Italy avalanche: ‘Many missing’ in Rigopiano hotel in Abruzzo
Rescuers say up to 30 people are missing after a hotel in central Italy was hit by an avalanche, apparently triggered by an earthquake.
Rescuers battled overnight to reach the Rigopiano hotel, with the first of them arriving on skis. Snow dislodged by the avalanche had blocked the roads in.
One person has been pulled dead from the snow. Two have been found alive but most others appear to be still buried.
One official said there were “many dead” in the hotel.
The mountainous region of Central Italy was hit by a succession of four earthquakes on Wednesday and further tremors were reported overnight.
The quakes have compounded problems resulting from recent storms, which have brought down power lines and cut off villages.
Rescue operations are under way in other parts of the region as well.
The roof on the four-star spa hotel, close to the Gran Sasso mountain in the Abruzzo region, partly collapsed on Wednesday night. Rescuers said at least 20 tourists and seven staff were inside at the time.
Crews had been calling out to survivors but there was no response.
Local residents in Farindola alerted emergency services.
The first victim, a man, was pulled out at about 09:30 (08:30 GMT) on Thursday, Corriere della Sera newspaper reported.
“There are many deaths,” Antonio Crocetta, the head of a mountain rescue team, was quoted as saying.
There were children among the guests, and media reports say children are among the dead.
Italian media reported that some guests at the hotel had been able to send text messages after they were trapped.
“Help, we’re dying of cold,” Ansa quoted one couple as saying.
A snowstorm and blocked routes made access to the hotel difficult. Vehicles struggled to get through the snow, and some rescuers eventually resorted to skis.
Italian media said the first rescuers only reached the hotel on skis at 04:00 on Thursday.
Video footage showed them shovelling through a wall of snow.
Two people were found alive outside the damaged building, which was surrounded by fallen trees. They were taken to hospital, one suffering from hypothermia.
One of them, Giampaolo Parete, said he had gone to get something from his car when the avalanche hit.
“I was covered by the snow but I managed to get out. The car was not submerged and I waited for the rescuers to arrive,” he said, quoted by Ansa news agency.
He added that his wife and two children were under the rubble.
The civil protection agency said it was now trying to get rescue vehicles to the hotel.
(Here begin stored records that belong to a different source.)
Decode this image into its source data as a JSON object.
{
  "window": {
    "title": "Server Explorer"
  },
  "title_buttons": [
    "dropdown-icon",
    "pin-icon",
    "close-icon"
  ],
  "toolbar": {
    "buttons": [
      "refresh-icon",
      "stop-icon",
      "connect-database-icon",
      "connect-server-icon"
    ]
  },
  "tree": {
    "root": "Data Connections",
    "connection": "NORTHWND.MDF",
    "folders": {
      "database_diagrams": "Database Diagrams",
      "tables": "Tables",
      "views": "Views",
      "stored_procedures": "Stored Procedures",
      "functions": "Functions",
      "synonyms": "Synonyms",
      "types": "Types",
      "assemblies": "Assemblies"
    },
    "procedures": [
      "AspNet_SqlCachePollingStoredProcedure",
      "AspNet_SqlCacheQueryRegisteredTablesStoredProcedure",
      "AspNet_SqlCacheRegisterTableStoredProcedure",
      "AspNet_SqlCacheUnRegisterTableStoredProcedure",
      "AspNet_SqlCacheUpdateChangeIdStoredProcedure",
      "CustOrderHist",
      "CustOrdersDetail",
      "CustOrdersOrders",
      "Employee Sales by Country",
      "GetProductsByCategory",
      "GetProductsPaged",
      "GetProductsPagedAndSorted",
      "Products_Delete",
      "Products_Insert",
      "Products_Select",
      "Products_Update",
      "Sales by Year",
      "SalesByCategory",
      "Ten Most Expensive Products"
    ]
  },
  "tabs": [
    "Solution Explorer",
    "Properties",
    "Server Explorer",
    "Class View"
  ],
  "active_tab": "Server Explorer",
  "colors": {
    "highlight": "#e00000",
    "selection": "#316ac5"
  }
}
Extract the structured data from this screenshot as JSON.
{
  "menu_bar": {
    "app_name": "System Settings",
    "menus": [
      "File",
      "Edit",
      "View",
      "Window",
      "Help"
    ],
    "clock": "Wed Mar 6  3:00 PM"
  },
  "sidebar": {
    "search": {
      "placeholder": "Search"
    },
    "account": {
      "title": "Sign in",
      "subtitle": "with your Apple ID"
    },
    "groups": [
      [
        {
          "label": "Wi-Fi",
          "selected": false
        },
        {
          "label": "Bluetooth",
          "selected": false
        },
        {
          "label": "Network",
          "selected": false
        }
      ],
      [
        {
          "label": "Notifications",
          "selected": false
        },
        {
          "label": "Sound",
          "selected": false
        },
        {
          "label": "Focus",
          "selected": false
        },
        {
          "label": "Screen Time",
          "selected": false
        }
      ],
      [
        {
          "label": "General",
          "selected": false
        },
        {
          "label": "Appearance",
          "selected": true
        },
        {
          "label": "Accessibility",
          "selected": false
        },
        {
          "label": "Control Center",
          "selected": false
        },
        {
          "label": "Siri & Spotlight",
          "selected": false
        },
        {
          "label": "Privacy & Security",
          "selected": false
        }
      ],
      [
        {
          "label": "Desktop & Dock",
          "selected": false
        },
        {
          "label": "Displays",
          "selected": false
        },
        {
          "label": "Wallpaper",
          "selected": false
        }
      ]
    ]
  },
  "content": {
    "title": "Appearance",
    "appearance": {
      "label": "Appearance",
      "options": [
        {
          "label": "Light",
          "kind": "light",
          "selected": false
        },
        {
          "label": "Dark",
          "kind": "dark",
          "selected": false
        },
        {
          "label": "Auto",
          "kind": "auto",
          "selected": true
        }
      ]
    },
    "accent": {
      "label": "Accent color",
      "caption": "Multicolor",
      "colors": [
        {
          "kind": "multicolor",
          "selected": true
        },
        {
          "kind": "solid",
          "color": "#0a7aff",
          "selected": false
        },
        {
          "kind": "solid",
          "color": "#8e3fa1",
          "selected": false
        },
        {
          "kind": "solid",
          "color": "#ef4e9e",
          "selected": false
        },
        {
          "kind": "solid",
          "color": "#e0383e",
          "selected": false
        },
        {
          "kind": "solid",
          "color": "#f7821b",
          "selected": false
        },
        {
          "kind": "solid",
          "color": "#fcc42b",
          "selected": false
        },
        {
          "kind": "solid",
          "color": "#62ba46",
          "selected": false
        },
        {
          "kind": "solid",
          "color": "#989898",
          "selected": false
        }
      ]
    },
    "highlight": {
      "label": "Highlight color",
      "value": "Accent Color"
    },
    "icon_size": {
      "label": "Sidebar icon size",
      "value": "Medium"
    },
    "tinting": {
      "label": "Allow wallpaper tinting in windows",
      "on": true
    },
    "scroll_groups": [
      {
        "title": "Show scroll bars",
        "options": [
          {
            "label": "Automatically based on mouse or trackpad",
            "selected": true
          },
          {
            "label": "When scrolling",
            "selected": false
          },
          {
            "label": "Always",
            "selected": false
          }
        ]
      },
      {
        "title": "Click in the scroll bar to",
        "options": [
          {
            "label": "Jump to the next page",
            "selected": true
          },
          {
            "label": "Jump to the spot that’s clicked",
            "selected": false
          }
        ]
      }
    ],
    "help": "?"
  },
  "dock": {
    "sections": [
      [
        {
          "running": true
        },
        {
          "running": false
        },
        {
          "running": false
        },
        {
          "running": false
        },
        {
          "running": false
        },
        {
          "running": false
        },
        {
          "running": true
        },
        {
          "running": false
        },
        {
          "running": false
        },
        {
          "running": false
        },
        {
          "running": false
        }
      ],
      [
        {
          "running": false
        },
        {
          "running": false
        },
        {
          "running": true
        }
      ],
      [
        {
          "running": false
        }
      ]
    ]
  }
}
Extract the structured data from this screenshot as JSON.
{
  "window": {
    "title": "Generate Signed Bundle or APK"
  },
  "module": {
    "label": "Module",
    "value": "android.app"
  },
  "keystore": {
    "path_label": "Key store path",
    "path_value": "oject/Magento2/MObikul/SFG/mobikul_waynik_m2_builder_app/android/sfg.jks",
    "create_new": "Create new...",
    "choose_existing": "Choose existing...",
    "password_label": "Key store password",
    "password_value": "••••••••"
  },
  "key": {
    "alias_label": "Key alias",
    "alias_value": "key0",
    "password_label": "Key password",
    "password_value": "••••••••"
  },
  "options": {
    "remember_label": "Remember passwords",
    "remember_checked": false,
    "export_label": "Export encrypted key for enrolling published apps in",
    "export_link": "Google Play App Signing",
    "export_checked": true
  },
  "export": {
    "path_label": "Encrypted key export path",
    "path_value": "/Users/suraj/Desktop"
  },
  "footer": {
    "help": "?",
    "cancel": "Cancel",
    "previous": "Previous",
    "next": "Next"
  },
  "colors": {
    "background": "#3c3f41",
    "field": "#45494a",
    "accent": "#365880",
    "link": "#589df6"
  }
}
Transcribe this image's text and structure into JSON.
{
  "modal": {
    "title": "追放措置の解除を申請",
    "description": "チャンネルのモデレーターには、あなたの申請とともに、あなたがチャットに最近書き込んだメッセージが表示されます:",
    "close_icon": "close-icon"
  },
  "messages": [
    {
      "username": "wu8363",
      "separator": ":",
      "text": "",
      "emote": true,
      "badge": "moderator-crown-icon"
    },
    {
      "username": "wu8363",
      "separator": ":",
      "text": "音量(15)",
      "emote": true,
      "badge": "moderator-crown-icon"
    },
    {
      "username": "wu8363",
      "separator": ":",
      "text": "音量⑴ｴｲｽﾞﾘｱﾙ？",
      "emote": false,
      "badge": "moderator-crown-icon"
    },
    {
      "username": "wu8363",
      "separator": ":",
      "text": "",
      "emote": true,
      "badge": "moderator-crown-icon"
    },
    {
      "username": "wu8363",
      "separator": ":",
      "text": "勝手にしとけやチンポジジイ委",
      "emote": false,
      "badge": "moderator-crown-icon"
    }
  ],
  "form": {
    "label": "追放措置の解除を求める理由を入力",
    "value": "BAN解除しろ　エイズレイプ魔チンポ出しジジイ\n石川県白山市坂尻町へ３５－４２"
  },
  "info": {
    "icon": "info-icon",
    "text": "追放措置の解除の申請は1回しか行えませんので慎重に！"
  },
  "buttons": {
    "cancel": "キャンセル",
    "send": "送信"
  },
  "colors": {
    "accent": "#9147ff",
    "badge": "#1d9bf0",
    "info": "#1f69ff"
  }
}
There are reports that there is an ambulance a few kilometres away, which cannot yet reach the building.
How did this come about?
Wednesday’s quakes came after the regions of Abruzzo, Marche and Lazio were hit by days of heavy snow.
One person in the area died on Wednesday and another was reported missing.
The same region was hit by an earthquake on 24 August, when 298 people died.
Another earthquake in October killed no-one, as most of the population centres had been evacuated.
Since then, the region has been hit by cold weather and snowstorms.
Why are so many quakes hitting Italy? By Jonathan Amos, BBC science correspondent
The Apennines region saw three Magnitude-6 tremors between August and October. One of the four latest earthquakes was 5.7.
Many Apennines residents will of course be asking why there have been so many large quakes in so short a time frame. But this is often how the geology works.
The big picture is reasonably well understood. Wider tectonic forces in the Earth’s crust have led to the Apennines being pulled apart at a rate of roughly 3mm per year – about a 10th of the speed at which your fingernails grow.
But this stress is then spread across a multitude of different faults that cut through the mountains. And this network is fiendishly complicated.
It does now look as though August’s event broke two neighbouring faults, starting on one known as the Laga and then jumping across to one called the Vettore.